Have your say on proposed new duties for Ofcom
If you are not on the list of people to be consulted over the proposed new powers for Ofcom and many broadband providers are not then now is your chance. The full consultation document is on the Department for Business Innovation & Skills website, the process started on 13th August 2009 and ends 25th September 2009, with responses published on 16th October 2009.
The consultation is aimed at consulting on the idea that Ofcom be given new remits with respect to the communications industry:
- Promote efficient investment in communications infrastructure; and
- Provide a full assessment of UK communications infrastructure every two years and to alert Secretaries of State to any matters of high concern regarding developments affecting the communications infrastructure.

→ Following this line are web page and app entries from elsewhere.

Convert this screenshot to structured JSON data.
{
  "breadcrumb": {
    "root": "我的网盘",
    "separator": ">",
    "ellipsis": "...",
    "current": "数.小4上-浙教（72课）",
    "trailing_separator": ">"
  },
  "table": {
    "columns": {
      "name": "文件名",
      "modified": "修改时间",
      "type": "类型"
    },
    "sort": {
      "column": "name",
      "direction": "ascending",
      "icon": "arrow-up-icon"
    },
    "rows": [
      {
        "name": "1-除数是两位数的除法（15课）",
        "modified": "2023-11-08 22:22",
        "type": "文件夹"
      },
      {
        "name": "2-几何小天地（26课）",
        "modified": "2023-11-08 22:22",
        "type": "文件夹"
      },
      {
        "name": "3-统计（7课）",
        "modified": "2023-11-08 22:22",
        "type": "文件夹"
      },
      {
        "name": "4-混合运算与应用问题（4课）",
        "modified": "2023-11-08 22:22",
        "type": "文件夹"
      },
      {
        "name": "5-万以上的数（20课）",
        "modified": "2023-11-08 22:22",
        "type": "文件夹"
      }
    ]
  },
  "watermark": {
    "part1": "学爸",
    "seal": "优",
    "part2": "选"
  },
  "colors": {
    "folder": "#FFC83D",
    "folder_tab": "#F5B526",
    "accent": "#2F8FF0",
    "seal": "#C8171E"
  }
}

The consultation is taking place as the Government considers that the current Ofcom powers have tended to emphasis short term cost reduction rather than longer term investment in future infrastructure. In laymans terms this can be read as meaning that while Ofcom has managed to make UK broadband very cheap, in comparison to other countries investment in improving networks is lacking, i.e. networks are not expanding to cope with increased usage and newer technologies are delayed as they would raise prices in the short to medium term.
The UK is unusual in that while it has massive competition at the retail level across the country and at the wholesale level in the more densely populated parts, there is little competition at the infrastructure level, e.g. all DSL still travels across an Openreach local loop. Changes to the rules might make it more attractive for firms to take the sub-LLU route and unbundle street cabinets, or encourage retail providers to sign up to use the Fibrestream, H2O or Digital Region networks.
Encouraging investment in the current economic climate will be a tough challenge, but as some critics say if we continue to squeeze every possible bit out of a Victorian technology we will be left behind.